Assignment - Work through the records that follow and return each line containing the word "value".

Provided material -
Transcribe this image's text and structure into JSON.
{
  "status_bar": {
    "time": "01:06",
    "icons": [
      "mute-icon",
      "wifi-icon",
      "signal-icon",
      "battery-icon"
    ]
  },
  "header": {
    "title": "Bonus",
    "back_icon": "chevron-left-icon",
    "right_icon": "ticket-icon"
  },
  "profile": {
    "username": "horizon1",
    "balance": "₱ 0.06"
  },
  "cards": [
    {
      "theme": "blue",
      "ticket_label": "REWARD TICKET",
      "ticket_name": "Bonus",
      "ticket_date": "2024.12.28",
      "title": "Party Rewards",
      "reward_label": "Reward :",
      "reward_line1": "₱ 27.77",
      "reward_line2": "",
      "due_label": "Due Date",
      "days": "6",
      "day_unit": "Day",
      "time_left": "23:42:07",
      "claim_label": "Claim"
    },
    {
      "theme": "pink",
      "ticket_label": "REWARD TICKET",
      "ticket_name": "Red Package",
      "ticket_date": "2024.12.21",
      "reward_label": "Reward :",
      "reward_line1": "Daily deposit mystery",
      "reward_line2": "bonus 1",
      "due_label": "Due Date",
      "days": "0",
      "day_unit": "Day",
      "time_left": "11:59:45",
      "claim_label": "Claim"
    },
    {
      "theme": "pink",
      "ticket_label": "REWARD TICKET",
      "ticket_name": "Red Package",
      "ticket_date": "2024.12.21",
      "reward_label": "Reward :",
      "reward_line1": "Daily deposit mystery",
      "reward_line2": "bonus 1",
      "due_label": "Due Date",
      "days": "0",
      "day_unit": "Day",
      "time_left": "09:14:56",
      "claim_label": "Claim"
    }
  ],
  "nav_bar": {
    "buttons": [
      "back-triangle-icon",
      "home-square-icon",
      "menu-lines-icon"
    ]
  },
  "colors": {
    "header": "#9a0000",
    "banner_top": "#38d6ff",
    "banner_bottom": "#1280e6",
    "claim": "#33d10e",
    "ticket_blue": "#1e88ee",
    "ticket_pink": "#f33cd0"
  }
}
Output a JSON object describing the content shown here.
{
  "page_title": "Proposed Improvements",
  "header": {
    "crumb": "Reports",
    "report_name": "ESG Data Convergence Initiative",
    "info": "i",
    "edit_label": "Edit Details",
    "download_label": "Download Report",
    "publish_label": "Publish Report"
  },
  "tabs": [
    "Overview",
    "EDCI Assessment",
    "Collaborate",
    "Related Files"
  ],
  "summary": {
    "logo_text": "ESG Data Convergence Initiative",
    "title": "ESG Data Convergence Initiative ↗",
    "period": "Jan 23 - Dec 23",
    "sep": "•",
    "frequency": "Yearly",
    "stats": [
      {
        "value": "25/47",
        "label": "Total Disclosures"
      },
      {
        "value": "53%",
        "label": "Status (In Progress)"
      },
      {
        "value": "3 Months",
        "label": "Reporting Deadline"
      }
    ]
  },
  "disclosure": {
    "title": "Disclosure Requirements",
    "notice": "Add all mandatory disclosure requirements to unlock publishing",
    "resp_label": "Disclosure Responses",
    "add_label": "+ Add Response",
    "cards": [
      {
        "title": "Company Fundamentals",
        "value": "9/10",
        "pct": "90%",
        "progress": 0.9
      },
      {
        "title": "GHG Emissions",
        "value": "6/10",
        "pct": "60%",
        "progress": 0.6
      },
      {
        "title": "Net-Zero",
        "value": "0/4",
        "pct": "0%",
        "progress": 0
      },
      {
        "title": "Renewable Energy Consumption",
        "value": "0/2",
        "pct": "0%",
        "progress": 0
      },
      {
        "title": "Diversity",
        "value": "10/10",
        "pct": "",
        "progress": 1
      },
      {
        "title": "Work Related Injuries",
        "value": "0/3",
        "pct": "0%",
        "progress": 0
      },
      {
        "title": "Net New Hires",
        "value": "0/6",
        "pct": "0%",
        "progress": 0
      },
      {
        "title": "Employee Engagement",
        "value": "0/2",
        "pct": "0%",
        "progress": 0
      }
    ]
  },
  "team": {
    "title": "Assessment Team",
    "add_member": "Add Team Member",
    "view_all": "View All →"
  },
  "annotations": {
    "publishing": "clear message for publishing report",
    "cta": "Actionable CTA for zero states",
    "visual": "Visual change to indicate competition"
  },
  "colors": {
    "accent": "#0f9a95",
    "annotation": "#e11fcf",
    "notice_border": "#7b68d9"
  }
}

Response -
        "value": "25/47",
        "value": "53%",
        "value": "3 Months",
        "value": "9/10",
        "value": "6/10",
        "value": "0/4",
        "value": "0/2",
        "value": "10/10",
        "value": "0/3",
        "value": "0/6",
        "value": "0/2",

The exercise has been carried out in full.